## Task instructions
Gather each line in the entries that includes the string "label".

□ □ □ □ □ □ □

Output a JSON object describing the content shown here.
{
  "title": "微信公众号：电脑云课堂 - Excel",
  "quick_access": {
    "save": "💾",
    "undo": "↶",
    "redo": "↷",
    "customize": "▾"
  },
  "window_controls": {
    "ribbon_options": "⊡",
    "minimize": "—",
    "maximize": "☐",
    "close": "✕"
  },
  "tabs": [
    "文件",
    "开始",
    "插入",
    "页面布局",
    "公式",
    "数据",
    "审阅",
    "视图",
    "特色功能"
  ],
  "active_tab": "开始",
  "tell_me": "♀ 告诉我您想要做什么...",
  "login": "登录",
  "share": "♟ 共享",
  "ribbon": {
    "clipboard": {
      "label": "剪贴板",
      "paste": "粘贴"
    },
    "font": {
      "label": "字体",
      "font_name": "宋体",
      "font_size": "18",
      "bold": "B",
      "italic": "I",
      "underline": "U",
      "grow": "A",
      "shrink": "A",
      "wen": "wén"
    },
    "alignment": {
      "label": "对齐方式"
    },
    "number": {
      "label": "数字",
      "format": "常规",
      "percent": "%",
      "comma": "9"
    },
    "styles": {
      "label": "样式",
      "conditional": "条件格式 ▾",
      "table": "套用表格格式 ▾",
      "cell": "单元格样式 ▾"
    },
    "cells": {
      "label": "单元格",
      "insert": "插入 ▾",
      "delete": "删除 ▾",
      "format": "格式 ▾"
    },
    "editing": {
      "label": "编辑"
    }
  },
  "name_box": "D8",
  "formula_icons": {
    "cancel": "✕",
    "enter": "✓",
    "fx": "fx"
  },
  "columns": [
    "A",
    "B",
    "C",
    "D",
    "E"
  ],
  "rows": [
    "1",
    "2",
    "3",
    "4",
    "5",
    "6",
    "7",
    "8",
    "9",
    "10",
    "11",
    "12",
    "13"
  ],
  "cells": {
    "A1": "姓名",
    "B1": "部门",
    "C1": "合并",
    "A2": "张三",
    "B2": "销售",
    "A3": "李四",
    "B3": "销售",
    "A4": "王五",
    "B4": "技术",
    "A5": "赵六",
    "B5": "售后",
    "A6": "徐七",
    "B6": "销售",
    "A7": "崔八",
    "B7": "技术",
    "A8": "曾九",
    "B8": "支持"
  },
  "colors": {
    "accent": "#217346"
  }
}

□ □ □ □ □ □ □

## Result for this task
      "label": "剪贴板",
      "label": "字体",
      "label": "对齐方式"
      "label": "数字",
      "label": "样式",
      "label": "单元格",
      "label": "编辑"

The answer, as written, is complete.